It's been a year since I posted a picture of my hay rake, and I have finally got around to posting an illustrated guide to how I make them. Those of you who have read Mike Abbott's Green Woodwork book will find some of this familiar, but here goes...
There are four main parts to this design, the head, stail (handle), tines (teeth), and the hoop. The rake is made from a mixture of green and dry wood components, and natural shrinkage helps to lock the parts together.
The tines, hoop and stail should be made ahead of time to allow them to dry, and the rake head should be made from green wood.

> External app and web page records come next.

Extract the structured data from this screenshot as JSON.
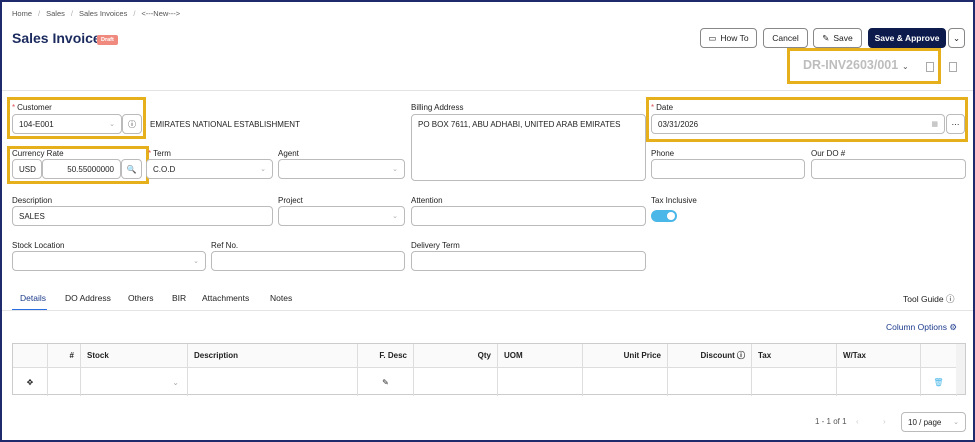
{
  "breadcrumb": [
    "Home",
    "Sales",
    "Sales Invoices",
    "<---New--->"
  ],
  "page": {
    "title": "Sales Invoice",
    "status": "Draft"
  },
  "toolbar": {
    "how_to": "How To",
    "cancel": "Cancel",
    "save": "Save",
    "save_approve": "Save & Approve"
  },
  "doc_number": "DR-INV2603/001",
  "form": {
    "customer_label": "Customer",
    "customer_code": "104-E001",
    "customer_name": "EMIRATES NATIONAL ESTABLISHMENT",
    "billing_label": "Billing Address",
    "billing_value": "PO BOX 7611, ABU ADHABI, UNITED ARAB EMIRATES",
    "date_label": "Date",
    "date_value": "03/31/2026",
    "currency_label": "Currency Rate",
    "currency_code": "USD",
    "currency_rate": "50.55000000",
    "term_label": "Term",
    "term_value": "C.O.D",
    "agent_label": "Agent",
    "phone_label": "Phone",
    "our_do_label": "Our DO #",
    "description_label": "Description",
    "description_value": "SALES",
    "project_label": "Project",
    "attention_label": "Attention",
    "tax_inclusive_label": "Tax Inclusive",
    "stock_location_label": "Stock Location",
    "ref_no_label": "Ref No.",
    "delivery_term_label": "Delivery Term"
  },
  "tabs": [
    "Details",
    "DO Address",
    "Others",
    "BIR",
    "Attachments",
    "Notes"
  ],
  "tool_guide": "Tool Guide",
  "column_options": "Column Options",
  "grid_headers": [
    "#",
    "Stock",
    "Description",
    "F. Desc",
    "Qty",
    "UOM",
    "Unit Price",
    "Discount",
    "Tax",
    "W/Tax"
  ],
  "pager": {
    "range": "1 - 1 of 1",
    "page_size": "10 / page"
  },
  "colors": {
    "primary": "#0d1b4c",
    "highlight": "#e6b01c",
    "toggle": "#4ab7e8",
    "draft": "#f08a7e"
  }
}
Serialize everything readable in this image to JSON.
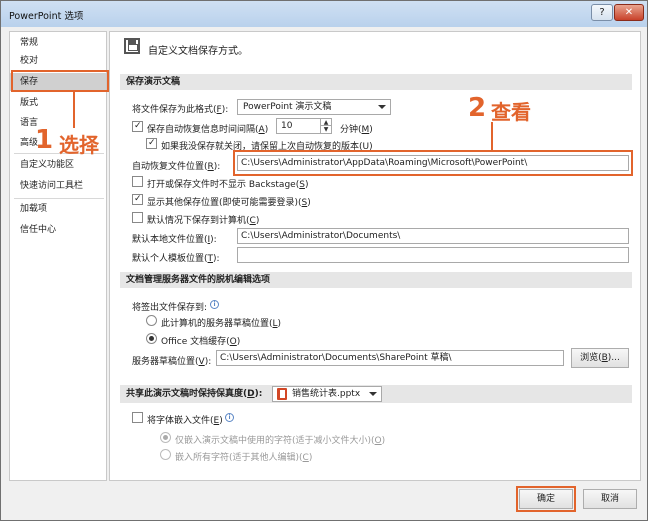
{
  "window": {
    "title": "PowerPoint 选项",
    "help": "?",
    "close": "✕"
  },
  "sidebar": {
    "items": [
      "常规",
      "校对",
      "保存",
      "版式",
      "语言",
      "高级",
      "自定义功能区",
      "快速访问工具栏",
      "加载项",
      "信任中心"
    ],
    "active_index": 2
  },
  "annotations": {
    "step1_num": "1",
    "step1_text": "选择",
    "step2_num": "2",
    "step2_text": "查看",
    "color": "#e2642c"
  },
  "header": {
    "title": "自定义文档保存方式。"
  },
  "save_section": {
    "title": "保存演示文稿",
    "format_label": "将文件保存为此格式(",
    "format_key": "F",
    "format_value": "PowerPoint 演示文稿",
    "autorecover_label": "保存自动恢复信息时间间隔(",
    "autorecover_key": "A",
    "autorecover_value": "10",
    "minutes_label": "分钟(",
    "minutes_key": "M",
    "keep_last_label": "如果我没保存就关闭，请保留上次自动恢复的版本(",
    "keep_last_key": "U",
    "ar_location_label": "自动恢复文件位置(",
    "ar_location_key": "R",
    "ar_location_value": "C:\\Users\\Administrator\\AppData\\Roaming\\Microsoft\\PowerPoint\\",
    "no_backstage_label": "打开或保存文件时不显示 Backstage(",
    "no_backstage_key": "S",
    "show_other_label": "显示其他保存位置(即使可能需要登录)(",
    "show_other_key": "S",
    "default_local_label": "默认情况下保存到计算机(",
    "default_local_key": "C",
    "local_location_label": "默认本地文件位置(",
    "local_location_key": "I",
    "local_location_value": "C:\\Users\\Administrator\\Documents\\",
    "template_location_label": "默认个人模板位置(",
    "template_location_key": "T",
    "template_location_value": ""
  },
  "server_section": {
    "title": "文档管理服务器文件的脱机编辑选项",
    "checkout_label": "将签出文件保存到:",
    "opt_server_label": "此计算机的服务器草稿位置(",
    "opt_server_key": "L",
    "opt_cache_label": "Office 文档缓存(",
    "opt_cache_key": "O",
    "drafts_label": "服务器草稿位置(",
    "drafts_key": "V",
    "drafts_value": "C:\\Users\\Administrator\\Documents\\SharePoint 草稿\\",
    "browse_label": "浏览(",
    "browse_key": "B",
    "browse_suffix": ")..."
  },
  "fidelity_section": {
    "title_label": "共享此演示文稿时保持保真度(",
    "title_key": "D",
    "file_value": "销售统计表.pptx",
    "embed_label": "将字体嵌入文件(",
    "embed_key": "E",
    "embed_used_label": "仅嵌入演示文稿中使用的字符(适于减小文件大小)(",
    "embed_used_key": "O",
    "embed_all_label": "嵌入所有字符(适于其他人编辑)(",
    "embed_all_key": "C"
  },
  "footer": {
    "ok_label": "确定",
    "cancel_label": "取消"
  }
}
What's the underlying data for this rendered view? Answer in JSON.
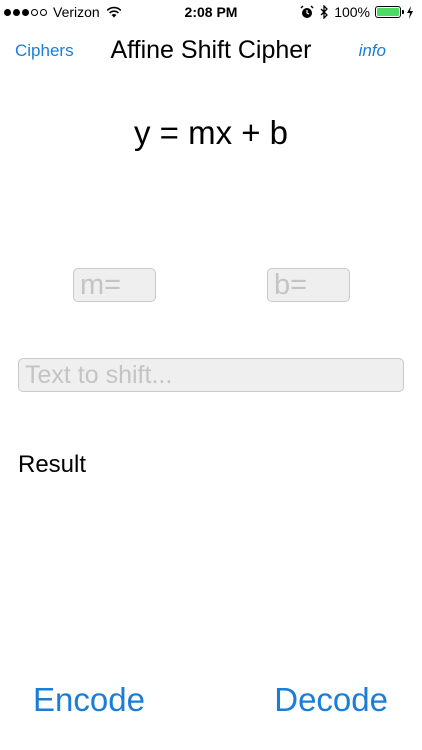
{
  "status_bar": {
    "carrier": "Verizon",
    "time": "2:08 PM",
    "battery": "100%",
    "icons": [
      "signal-dots",
      "wifi-icon",
      "alarm-icon",
      "bluetooth-icon",
      "battery-icon",
      "charging-icon"
    ],
    "battery_level": 1.0,
    "battery_color": "#4cd964"
  },
  "nav": {
    "back_label": "Ciphers",
    "title": "Affine Shift Cipher",
    "info_label": "info",
    "accent": "#1a7ed8"
  },
  "formula": "y = mx + b",
  "inputs": {
    "m_placeholder": "m=",
    "b_placeholder": "b=",
    "text_placeholder": "Text to shift...",
    "m_value": "",
    "b_value": "",
    "text_value": ""
  },
  "result_label": "Result",
  "actions": {
    "encode_label": "Encode",
    "decode_label": "Decode"
  }
}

I like to use mostly willow, as it is plentiful around my way, easy to work and results in a very lightweight end product. Ash makes heavier duty (and heavier) rakes. But you could use whatever is available.
1. The Stail.
I always look out for fairly straight poles of Ash or Hazel about 5-6ft long and an inch and a quarter diameter at the smallest end. There are no hard and fast rules, and the design can be adapted to whatever materials are available. These are stored under cover to dry out, then I peel them, using some home made draw shaves.
2. The Hoop.
These are made from 3ft lengths of Ash, Hazel or Willow, slightly bigger than half inch diameter, as half inch is the desired final size when dry. These are bent around a jig like so.
This jig is made from scrap wood, and the removable pegs hold the hoop in place, and prevent it from kinking whilst being bent. Some woods may be peeled before bending, but sometimes leaving the bark on may prevent splitting of the fibres on the outside of the bend (the downside is that once bent, they are a b*gger to peel). If there are any knots they should be placed on the inside or neutral plane of the bend. Then the hoop is tied off and left to dry out.
3. The Tines.
A six inch length of log (again willow, ash or whatever is available) is placed on a chopping block and split down into tine blanks (I use a froe). These should be about 5/8 inch square, so a half inch tine can be cut after it has dried out.
Stacking for drying:
After a few weeks drying the square sections will be noticeably rhomboidal, due to natural shrinkage. Now they can be turned into round tines. This is my version of a tine cutter, made from a 1/2" wad punch head welded to a tube and base plate (apologies for the poor welding - seriously out of practice)
Whacking them through:
Each new tine knocks the previous one out of the cutter. Some tines may run off a little, but I never throw them away; they may come in useful some day.
Left to right - severely run off, slightly wavy, first quality.
4. The Head.
Make the head slightly longer the the final desired length, then the ends won't split when driving the tines home. A 12 tine head with 2" pitch will be 24" final size, so make it 26". I split it from a straight grain log, and use a drawknife to arrive at a shape something like this:
The tine positions are marked, and the end tine holes are drilled with a 1/2" auger bit (all the way through, this is easier and allows for the later replacement of any broken tines). Tines are driven in, and a loop of string tied around to act as a guide for the rest of the holes, to ensure the tines end up in line.
Note the scrap wood under the head to prevent splintering, and protect the surface of the shaving horse. Then the rest of the tines are driven in, and trimmed to the same length. The back edge of the tines need chamfering, to allow the front edge to contact the ground when the rake is in use. Finally the excess end lengths are sawn off, and the edges of the head are given a chamfering.
I use my home made 7oz side axe here.
A hole is drilled for the stail to pass through the head (about 7/8" depending on the stail diameter) This may be angled back slightly so there is less than 90 degrees between tines and stail. The end of the stail is whittled to fit, and a groove sawn to just over half the length of the whittled down section. The stail is the fitted and secured with a hardwood wedge, sawn off to length after fitting.
Then the hoop is fitted, with 1/2" holes drilled at an angle (judged by eye) into the head (not all the way through). The ends of the hoop are either whittled down, or shaped with a rounding plane (again home made)
Then the hoop ends are pushed into the holes.
Now the rake can be put to one side to dry out. The head should shrink around the other components, locking them tight. Once dry, a spokeshave is used to tidy up the back of the rake head, as the tops of the tines may be sitting slightly proud. Then linseed oil is applied, and finally the hoop is lashed to the stail (I use green jute string and a square lashing)
Finished! Thanks for your patience in reading this long article, any comments/questions appreciated